A prominent theme highlighted in the report is the growing concern for environmental sustainability in food choices. The study indicates a significant shift in dietary habits, with a decline in the daily consumption of meat. In 2015, 34% of respondents reported eating meat daily, whereas this year, only 20% of individuals reported daily meat consumption. This transformation is coupled with a notable uptick in the consumption of plant-based alternatives.
“[Germans] want to know what ingredients are in the food and that it is produced in an environmentally and climate-friendly way”
Minister Özdemir emphasized the increasing importance of transparency and environmental awareness among German consumers. He stated, “The topic of sustainability is important to more and more consumers: They want to know what ingredients are in the food and that it is produced in an environmentally and climate-friendly way.”
Younger generations lead the way
The report reveals that a majority of respondents, 53%, have purchased vegetarian or vegan alternatives to animal products at least once. Younger age groups, particularly those between 14 and 29 years old, are more inclined to incorporate these alternatives into their daily diets.
However, Özdemir highlighted, “It is also fitting that meat is served less often, and not just among younger people. For manufacturers and retailers, a plant-based diet has long since become a billion-dollar market, as the world’s largest food trade fair, Anuga has just shown again in Cologne.”
Awareness about plant-based options is widespread, with 96% of respondents acknowledging soy-based products like tofu. Similarly, significant proportions of respondents are aware of alternatives derived from cereals (87%) and other legumes, like lupins or peas (86%). Awareness of alternatives based on algae, nuts or almonds, and various fruits and vegetables also shows promising figures.
The report underscores the connection between consumer preferences and support for domestic agriculture, with 78 to 88% of those surveyed expressing the importance of regionally sourced products like eggs, bread, fruit, vegetables, meat, and sausages.
Minister Özdemir emphasized the BMEL’s aim to provide accessible and sustainable nutrition for all, regardless of income, education, or origin, with a forthcoming nutrition strategy set to be adopted by year-end. The strategy aims to diversify food options in institutions such as daycare centers, schools, and canteens while encouraging a broader availability of healthy and sustainable supermarket products.

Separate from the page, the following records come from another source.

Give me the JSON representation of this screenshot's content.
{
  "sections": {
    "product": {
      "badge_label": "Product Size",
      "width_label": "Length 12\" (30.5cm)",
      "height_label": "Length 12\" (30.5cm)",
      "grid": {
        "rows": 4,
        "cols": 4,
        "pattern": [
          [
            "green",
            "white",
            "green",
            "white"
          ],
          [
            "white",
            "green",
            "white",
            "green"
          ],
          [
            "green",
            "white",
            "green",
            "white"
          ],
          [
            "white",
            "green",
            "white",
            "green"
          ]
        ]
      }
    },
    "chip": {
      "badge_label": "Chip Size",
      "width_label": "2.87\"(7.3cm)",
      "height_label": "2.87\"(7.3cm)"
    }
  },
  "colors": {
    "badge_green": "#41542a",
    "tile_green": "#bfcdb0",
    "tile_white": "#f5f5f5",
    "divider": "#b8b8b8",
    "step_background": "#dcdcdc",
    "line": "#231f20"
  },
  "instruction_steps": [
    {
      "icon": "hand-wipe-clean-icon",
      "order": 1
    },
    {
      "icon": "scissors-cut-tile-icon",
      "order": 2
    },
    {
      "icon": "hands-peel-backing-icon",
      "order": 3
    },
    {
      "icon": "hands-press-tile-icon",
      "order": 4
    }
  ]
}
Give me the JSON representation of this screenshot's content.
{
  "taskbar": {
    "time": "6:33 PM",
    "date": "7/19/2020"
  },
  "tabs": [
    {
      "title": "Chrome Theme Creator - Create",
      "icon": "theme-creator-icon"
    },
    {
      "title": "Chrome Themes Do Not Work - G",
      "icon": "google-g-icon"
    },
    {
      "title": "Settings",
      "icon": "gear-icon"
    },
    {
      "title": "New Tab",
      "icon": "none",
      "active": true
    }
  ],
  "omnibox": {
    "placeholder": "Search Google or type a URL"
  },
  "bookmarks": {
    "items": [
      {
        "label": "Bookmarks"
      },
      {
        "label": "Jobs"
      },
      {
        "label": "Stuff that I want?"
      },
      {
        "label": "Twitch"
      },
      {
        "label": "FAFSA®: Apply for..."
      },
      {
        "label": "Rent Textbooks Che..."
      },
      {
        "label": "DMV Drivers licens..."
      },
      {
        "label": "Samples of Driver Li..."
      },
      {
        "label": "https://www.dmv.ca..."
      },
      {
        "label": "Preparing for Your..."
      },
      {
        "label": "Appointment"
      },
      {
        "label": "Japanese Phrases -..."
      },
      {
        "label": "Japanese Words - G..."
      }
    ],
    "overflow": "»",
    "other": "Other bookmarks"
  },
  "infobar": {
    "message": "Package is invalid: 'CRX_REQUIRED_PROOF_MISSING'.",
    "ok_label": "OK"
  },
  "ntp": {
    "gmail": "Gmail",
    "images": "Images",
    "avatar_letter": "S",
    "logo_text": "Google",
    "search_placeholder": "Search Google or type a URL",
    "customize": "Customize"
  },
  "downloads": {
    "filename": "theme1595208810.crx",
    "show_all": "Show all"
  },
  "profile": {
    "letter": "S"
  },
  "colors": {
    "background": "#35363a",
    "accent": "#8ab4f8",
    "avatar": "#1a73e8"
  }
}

“People want a good, healthy, and sustainable diet. What ends up on your plate is and remains a highly personal decision. Our nutrition strategy helps you have a real choice when it comes to eating,” concluded Özdemir.